There is a special border, the border between art and life that often shifts deceptively. Yet, without this border, there is no art. In the process of being produced, art borrows material from life, and the traces of life still shine through the completed work of art. But, at the same time, the distance from life is the essence, the substance of art. And, yet, life has still left its traces. The more scarred the work of art is by the battles waged on the borders between art and life, the more interesting it becomes.
Gagosian Gallery is pleased to present “Next Year in Jerusalem,” Anselm Kiefer’s first exhibition in New York since 2002.
“Next Year in Jerusalem” invokes an utopian refrain from the end of the Passover Seder, a Judaic tradition that idealizes a return to Israel where all believers can celebrate the rites of renewal.
The exhibition centers around the installation Occupations, which transforms Kiefer’s provocative series of photographs from 1969 in which he appears making the Nazi salute (Hitlergruß) in front of European sites of historical significance. Seventy-six newly printed photographs are mounted first on lead, then on burlap shrouds, within a partially enclosed steel container. In this imposing structure, which offers multiple points of entry, each photograph becomes a translucent scrim where the image is barely legible. With this unprecedented new form, Kiefer integrates, expands, and regenerates imagery and techniques from earlier phases of his oeuvre.
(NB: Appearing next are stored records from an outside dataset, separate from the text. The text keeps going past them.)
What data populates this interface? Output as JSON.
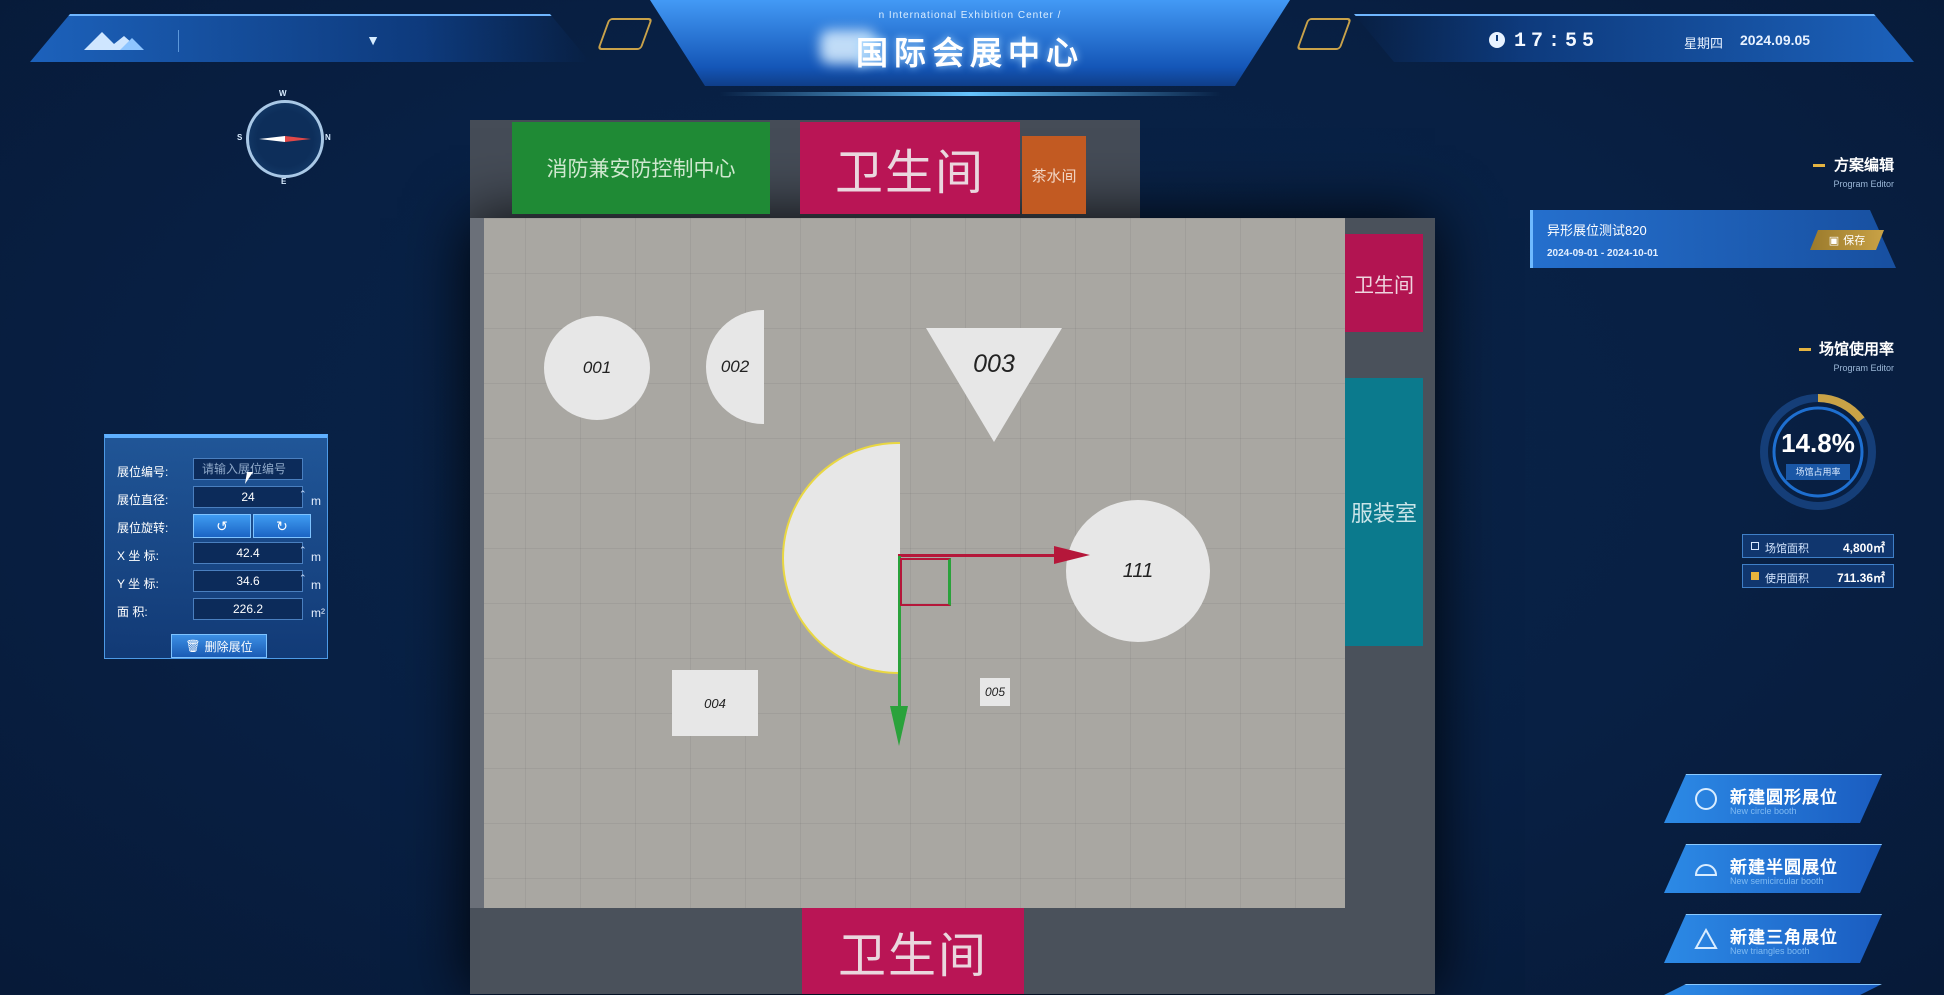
{
  "header": {
    "subtitle_en": "n International Exhibition Center /",
    "title_cn": "国际会展中心",
    "time": "17:55",
    "weekday": "星期四",
    "date": "2024.09.05"
  },
  "compass": {
    "w": "W",
    "s": "S",
    "n": "N",
    "e": "E"
  },
  "rooms": {
    "fire_control": "消防兼安防控制中心",
    "restroom_top": "卫生间",
    "tea_room": "茶水间",
    "restroom_right": "卫生间",
    "costume_room": "服装室",
    "restroom_bottom": "卫生间"
  },
  "booths": {
    "b001": "001",
    "b002": "002",
    "b003": "003",
    "b004": "004",
    "b005": "005",
    "b111": "111"
  },
  "properties": {
    "booth_no_label": "展位编号:",
    "booth_no_placeholder": "请输入展位编号",
    "diameter_label": "展位直径:",
    "diameter_value": "24",
    "diameter_unit": "m",
    "rotation_label": "展位旋转:",
    "x_label": "X 坐 标:",
    "x_value": "42.4",
    "x_unit": "m",
    "y_label": "Y 坐 标:",
    "y_value": "34.6",
    "y_unit": "m",
    "area_label": "面    积:",
    "area_value": "226.2",
    "area_unit": "m²",
    "delete_label": "删除展位"
  },
  "plan": {
    "section_title": "方案编辑",
    "section_sub": "Program Editor",
    "name": "异形展位测试820",
    "range": "2024-09-01 - 2024-10-01",
    "save_label": "保存"
  },
  "usage": {
    "section_title": "场馆使用率",
    "section_sub": "Program Editor",
    "rate": "14.8%",
    "rate_value": 0.148,
    "rate_caption": "场馆占用率",
    "venue_area_label": "场馆面积",
    "venue_area_value": "4,800㎡",
    "used_area_label": "使用面积",
    "used_area_value": "711.36㎡"
  },
  "create": [
    {
      "title": "新建圆形展位",
      "sub": "New circle booth"
    },
    {
      "title": "新建半圆展位",
      "sub": "New semicircular booth"
    },
    {
      "title": "新建三角展位",
      "sub": "New triangles booth"
    }
  ],
  "colors": {
    "accent": "#2c8ae6",
    "gold": "#e4b341",
    "restroom": "#b91555",
    "fire_room": "#1f8a35",
    "costume_room": "#0b7a8d"
  }
}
Kiefer has transformed the space that surrounds Occupations into a labyrinth of glass and steel vitrines, some more than twenty feet high. Each vitrine is a tableau of organic and inorganic material -- cotton dresses, palms, bushes, an airplane fuselage, and burned books. They appear like ancient reliquaries with titles inscribed directly on the glass. In these works, Kiefer inverts the historical and ritualistic connotations of his chosen materials, particularly lead. In Valentinus, named for the second century Gnostic theologian, lead buckets and chains are juxtaposed with synthetic diamonds and wire; in Sefiroth a disembodied white dress is molded to an invisible female figure and surrounded by glass shards and numbered glass disks, in reference to one of the ten Kabbalistic markers of spiritual presence.
In large paintings hung around the perimeter of the gallery, Kiefer has collaged photographs and other elements to canvas, integrating diverse landscapes including mountains, sea and forest. In Mount Tabor, barren fields lead to the site of Christian pilgrimage where the Transfiguration is said to have occurred. Entrance to Paradise comprises four panels encased in glass and steel that contain lead and fragments of thornbush on canvas. The cumulative effect is one of a mythical refuge or forest where materials are recast as transcendent elements on an epic scale.
Kiefer's monumental archive of human memory gives overt material presence to a broad range of cultural myths and metaphors, from the Old and New Testaments to the Kabbalah, from ancient Roman history to the poetry of Ingeborg Bachmann and Paul Célan. By constructing elaborate scenographies that fuse art and literature, painting and sculpture, Kiefer engages the complex events of history, the ancestral epics of life, death, and the cosmos, and the fragile endurance of the sacred and the spiritual amid the ongoing destruction of the world.
The exhibition will be accompanied by a fully illustrated catalogue with an essay by cultural historian and novelist Marina Warner and Anselm Kiefer’s own writings.
Anselm Kiefer was born in Germany during the last year of World War II. After studying law, he began his art education in Karlsruhe and then Düsseldorf, where he met Joseph Beuys. His work has been shown in and collected by major museums throughout the world. Recent retrospective exhibitions include the Modern Art Museum, Fort Worth (2005) (traveling to the Musée d'art contemporain de Montréal, the Hirshhorn Museum and Sculpture Garden, Washington, D.C., and SF MOMA). In 2007, the Guggenheim Museum Bilbao presented an extensive survey of recent work and Kiefer was commissioned to create a huge site-specific installation of sculptures and paintings for the inaugural "Monumenta" at the Grand Palais, Paris. In 2007, he became the first living artist to create a permanent installation at the Louvre since Georges Braque in 1953. In 2009, he directed, composed and designed the sets for Am Anfang (In the Beginning) at the Opéra National in Paris.
Kiefer lives and works in France.